## Poor Mr Boole

Numerical integration is awfully useful. Most of us will remember the trapezoid rule that we learn at school, where the function we are integrating is substituted by a straight line and the integral as estimated as the are under the curve:

$I_2~=~\frac{1}{2}h\left(f_1-f_0\right)$

where h is the interval that we split the curve into and $f_1$ and $f_0$ are the values of the function on either side of the function.

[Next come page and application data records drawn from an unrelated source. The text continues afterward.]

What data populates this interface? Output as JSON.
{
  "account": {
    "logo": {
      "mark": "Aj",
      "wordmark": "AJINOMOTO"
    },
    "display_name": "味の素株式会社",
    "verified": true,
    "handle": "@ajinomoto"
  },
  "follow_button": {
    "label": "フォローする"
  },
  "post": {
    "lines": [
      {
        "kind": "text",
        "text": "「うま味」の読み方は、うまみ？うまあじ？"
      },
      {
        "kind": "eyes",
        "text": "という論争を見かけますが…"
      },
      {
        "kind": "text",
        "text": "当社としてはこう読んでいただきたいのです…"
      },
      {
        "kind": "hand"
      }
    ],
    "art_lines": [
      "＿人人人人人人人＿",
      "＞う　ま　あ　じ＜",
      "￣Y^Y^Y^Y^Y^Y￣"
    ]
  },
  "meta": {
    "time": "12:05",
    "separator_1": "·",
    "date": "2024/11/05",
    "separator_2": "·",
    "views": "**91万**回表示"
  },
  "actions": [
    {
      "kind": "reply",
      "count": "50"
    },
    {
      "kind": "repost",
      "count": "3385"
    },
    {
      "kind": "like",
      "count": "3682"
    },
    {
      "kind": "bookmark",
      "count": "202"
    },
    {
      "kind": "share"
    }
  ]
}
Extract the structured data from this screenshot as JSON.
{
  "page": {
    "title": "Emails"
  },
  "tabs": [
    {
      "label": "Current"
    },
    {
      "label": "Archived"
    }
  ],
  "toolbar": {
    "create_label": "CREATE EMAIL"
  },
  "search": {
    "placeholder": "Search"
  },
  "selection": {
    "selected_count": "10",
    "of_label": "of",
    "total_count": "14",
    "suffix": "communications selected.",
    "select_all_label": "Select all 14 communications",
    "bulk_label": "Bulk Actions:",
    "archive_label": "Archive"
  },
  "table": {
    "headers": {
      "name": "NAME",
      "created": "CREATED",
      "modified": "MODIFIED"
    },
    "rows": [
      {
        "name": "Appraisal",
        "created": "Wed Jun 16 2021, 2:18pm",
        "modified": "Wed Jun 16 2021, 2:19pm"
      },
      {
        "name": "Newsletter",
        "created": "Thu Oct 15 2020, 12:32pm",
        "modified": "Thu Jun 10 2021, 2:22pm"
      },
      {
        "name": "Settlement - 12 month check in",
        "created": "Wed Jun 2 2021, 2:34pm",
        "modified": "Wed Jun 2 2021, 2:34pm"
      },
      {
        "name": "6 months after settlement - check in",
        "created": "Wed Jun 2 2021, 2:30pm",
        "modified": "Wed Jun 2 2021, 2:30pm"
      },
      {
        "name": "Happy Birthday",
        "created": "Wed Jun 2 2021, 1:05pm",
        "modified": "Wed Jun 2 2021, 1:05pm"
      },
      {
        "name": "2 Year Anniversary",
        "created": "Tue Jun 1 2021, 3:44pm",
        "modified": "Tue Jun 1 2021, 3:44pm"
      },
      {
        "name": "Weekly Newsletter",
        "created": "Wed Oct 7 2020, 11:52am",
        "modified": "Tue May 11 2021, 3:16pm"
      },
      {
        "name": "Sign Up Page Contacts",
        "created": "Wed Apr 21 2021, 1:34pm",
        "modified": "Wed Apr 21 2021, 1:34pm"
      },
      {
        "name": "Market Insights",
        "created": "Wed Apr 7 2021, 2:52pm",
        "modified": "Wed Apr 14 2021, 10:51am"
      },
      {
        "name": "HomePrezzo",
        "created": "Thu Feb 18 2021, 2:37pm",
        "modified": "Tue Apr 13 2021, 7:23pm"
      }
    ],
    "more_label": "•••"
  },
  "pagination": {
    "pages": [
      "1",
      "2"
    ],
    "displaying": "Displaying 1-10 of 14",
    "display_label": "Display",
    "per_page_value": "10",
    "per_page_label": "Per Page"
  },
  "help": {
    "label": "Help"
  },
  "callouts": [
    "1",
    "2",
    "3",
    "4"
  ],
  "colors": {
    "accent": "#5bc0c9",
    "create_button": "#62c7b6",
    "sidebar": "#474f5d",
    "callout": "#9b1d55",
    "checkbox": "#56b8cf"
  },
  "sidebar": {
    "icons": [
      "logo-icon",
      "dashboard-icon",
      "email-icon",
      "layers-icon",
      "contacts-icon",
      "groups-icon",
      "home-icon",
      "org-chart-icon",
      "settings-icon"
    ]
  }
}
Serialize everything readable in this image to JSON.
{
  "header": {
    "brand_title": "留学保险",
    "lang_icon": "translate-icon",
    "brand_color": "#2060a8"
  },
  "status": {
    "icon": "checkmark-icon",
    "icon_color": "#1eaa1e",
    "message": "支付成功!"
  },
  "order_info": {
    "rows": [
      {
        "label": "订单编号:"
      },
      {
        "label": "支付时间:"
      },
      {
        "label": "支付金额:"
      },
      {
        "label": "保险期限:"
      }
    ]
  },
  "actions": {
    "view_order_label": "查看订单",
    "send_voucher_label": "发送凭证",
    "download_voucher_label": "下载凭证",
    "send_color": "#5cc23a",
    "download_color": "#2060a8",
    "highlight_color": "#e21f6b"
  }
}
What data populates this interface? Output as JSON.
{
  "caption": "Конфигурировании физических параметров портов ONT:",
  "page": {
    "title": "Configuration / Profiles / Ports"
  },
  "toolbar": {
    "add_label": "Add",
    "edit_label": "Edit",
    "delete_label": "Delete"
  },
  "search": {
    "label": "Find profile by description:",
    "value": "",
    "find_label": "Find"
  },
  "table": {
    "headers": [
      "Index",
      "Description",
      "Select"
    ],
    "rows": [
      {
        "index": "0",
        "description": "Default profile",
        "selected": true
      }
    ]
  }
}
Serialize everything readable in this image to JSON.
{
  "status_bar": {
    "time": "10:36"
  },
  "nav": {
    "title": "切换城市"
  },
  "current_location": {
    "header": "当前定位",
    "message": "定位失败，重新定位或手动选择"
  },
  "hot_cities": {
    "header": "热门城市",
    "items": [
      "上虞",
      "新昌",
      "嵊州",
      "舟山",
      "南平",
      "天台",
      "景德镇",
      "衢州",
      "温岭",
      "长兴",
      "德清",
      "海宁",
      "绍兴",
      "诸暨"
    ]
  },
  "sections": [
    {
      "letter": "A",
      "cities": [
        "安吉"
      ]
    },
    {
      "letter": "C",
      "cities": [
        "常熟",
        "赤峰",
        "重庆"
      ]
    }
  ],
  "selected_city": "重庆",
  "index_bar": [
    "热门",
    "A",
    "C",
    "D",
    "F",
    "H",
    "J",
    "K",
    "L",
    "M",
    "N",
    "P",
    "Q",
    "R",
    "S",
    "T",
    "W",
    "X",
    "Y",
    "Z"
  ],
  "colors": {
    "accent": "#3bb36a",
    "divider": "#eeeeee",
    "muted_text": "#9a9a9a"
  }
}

One way to obtain better methods is to interpolate higher order polynomials, and the integrate those. It is possible to, for example, use three points and interpolate with a parabola, four points and interpolate with a cubic or five points and interpolate with a quartic. This latter method is often called Bode’s rule. But here comes the shocking news: it wasn’t Bode who came up with, but the English mathematician Boole. It became known as Bode’s rule because of a misprint in a maths textbook from the 70s. I guess the consolation prize is that Boole got a whole branch of logic named after him.

So does Boole’s rule make a better approximation than the just applying the trapezoidal rule? In this picture I will show sin(x) with x between 0 and $\pi/2$ fitted with 5 straight lines (green curve) and with the polynomial used in Boole’s rule (red curve):

The red (corresponding to Boole’s rule) is pretty much right on the sin curve. If we actually take the difference between the fits and the sine curve we obtain the error:

where blue is the error using trapezoidal rule and green sticking with Boole.

The moral of the story is that you can get the name wrong, so long as you get the Maths rights!